• _What the task asks_
Set the following entries down again exactly, line by line.

• _Task data_
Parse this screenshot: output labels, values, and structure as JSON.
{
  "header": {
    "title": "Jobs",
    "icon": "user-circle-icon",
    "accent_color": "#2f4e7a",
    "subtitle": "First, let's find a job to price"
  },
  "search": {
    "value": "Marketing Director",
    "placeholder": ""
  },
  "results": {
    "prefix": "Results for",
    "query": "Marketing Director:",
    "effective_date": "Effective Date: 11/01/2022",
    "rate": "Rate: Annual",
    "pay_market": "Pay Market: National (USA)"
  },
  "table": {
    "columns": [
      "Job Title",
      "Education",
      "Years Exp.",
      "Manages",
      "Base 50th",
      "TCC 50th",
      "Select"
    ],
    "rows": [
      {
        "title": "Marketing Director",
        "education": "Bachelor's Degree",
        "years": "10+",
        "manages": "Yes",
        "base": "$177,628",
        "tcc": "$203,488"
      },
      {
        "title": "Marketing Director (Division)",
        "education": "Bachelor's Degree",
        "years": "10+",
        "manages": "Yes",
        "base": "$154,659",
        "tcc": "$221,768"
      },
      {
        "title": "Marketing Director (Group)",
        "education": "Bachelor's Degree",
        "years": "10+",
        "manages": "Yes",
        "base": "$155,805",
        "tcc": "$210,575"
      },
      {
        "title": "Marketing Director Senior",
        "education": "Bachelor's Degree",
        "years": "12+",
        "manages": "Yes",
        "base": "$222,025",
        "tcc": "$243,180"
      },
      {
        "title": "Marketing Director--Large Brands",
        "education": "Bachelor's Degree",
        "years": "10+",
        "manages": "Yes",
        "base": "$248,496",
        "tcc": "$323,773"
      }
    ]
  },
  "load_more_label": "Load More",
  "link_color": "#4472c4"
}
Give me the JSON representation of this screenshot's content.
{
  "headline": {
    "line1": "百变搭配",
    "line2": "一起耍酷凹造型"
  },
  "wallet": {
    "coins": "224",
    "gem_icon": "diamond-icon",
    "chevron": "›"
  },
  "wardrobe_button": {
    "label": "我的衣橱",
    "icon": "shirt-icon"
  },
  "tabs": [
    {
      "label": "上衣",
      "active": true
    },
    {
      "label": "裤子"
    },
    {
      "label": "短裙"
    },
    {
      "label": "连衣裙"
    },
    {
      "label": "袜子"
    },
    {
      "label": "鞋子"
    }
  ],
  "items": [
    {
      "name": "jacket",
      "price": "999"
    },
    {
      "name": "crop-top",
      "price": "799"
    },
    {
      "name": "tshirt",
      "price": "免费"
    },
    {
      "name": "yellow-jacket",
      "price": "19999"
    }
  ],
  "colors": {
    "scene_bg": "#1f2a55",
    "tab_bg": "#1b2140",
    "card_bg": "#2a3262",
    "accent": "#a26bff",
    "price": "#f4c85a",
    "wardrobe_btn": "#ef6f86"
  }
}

• _Answer below_
Parse this screenshot: output labels, values, and structure as JSON.
{
  "header": {
    "title": "Jobs",
    "icon": "user-circle-icon",
    "accent_color": "#2f4e7a",
    "subtitle": "First, let's find a job to price"
  },
  "search": {
    "value": "Marketing Director",
    "placeholder": ""
  },
  "results": {
    "prefix": "Results for",
    "query": "Marketing Director:",
    "effective_date": "Effective Date: 11/01/2022",
    "rate": "Rate: Annual",
    "pay_market": "Pay Market: National (USA)"
  },
  "table": {
    "columns": [
      "Job Title",
      "Education",
      "Years Exp.",
      "Manages",
      "Base 50th",
      "TCC 50th",
      "Select"
    ],
    "rows": [
      {
        "title": "Marketing Director",
        "education": "Bachelor's Degree",
        "years": "10+",
        "manages": "Yes",
        "base": "$177,628",
        "tcc": "$203,488"
      },
      {
        "title": "Marketing Director (Division)",
        "education": "Bachelor's Degree",
        "years": "10+",
        "manages": "Yes",
        "base": "$154,659",
        "tcc": "$221,768"
      },
      {
        "title": "Marketing Director (Group)",
        "education": "Bachelor's Degree",
        "years": "10+",
        "manages": "Yes",
        "base": "$155,805",
        "tcc": "$210,575"
      },
      {
        "title": "Marketing Director Senior",
        "education": "Bachelor's Degree",
        "years": "12+",
        "manages": "Yes",
        "base": "$222,025",
        "tcc": "$243,180"
      },
      {
        "title": "Marketing Director--Large Brands",
        "education": "Bachelor's Degree",
        "years": "10+",
        "manages": "Yes",
        "base": "$248,496",
        "tcc": "$323,773"
      }
    ]
  },
  "load_more_label": "Load More",
  "link_color": "#4472c4"
}
Give me the JSON representation of this screenshot's content.
{
  "headline": {
    "line1": "百变搭配",
    "line2": "一起耍酷凹造型"
  },
  "wallet": {
    "coins": "224",
    "gem_icon": "diamond-icon",
    "chevron": "›"
  },
  "wardrobe_button": {
    "label": "我的衣橱",
    "icon": "shirt-icon"
  },
  "tabs": [
    {
      "label": "上衣",
      "active": true
    },
    {
      "label": "裤子"
    },
    {
      "label": "短裙"
    },
    {
      "label": "连衣裙"
    },
    {
      "label": "袜子"
    },
    {
      "label": "鞋子"
    }
  ],
  "items": [
    {
      "name": "jacket",
      "price": "999"
    },
    {
      "name": "crop-top",
      "price": "799"
    },
    {
      "name": "tshirt",
      "price": "免费"
    },
    {
      "name": "yellow-jacket",
      "price": "19999"
    }
  ],
  "colors": {
    "scene_bg": "#1f2a55",
    "tab_bg": "#1b2140",
    "card_bg": "#2a3262",
    "accent": "#a26bff",
    "price": "#f4c85a",
    "wardrobe_btn": "#ef6f86"
  }
}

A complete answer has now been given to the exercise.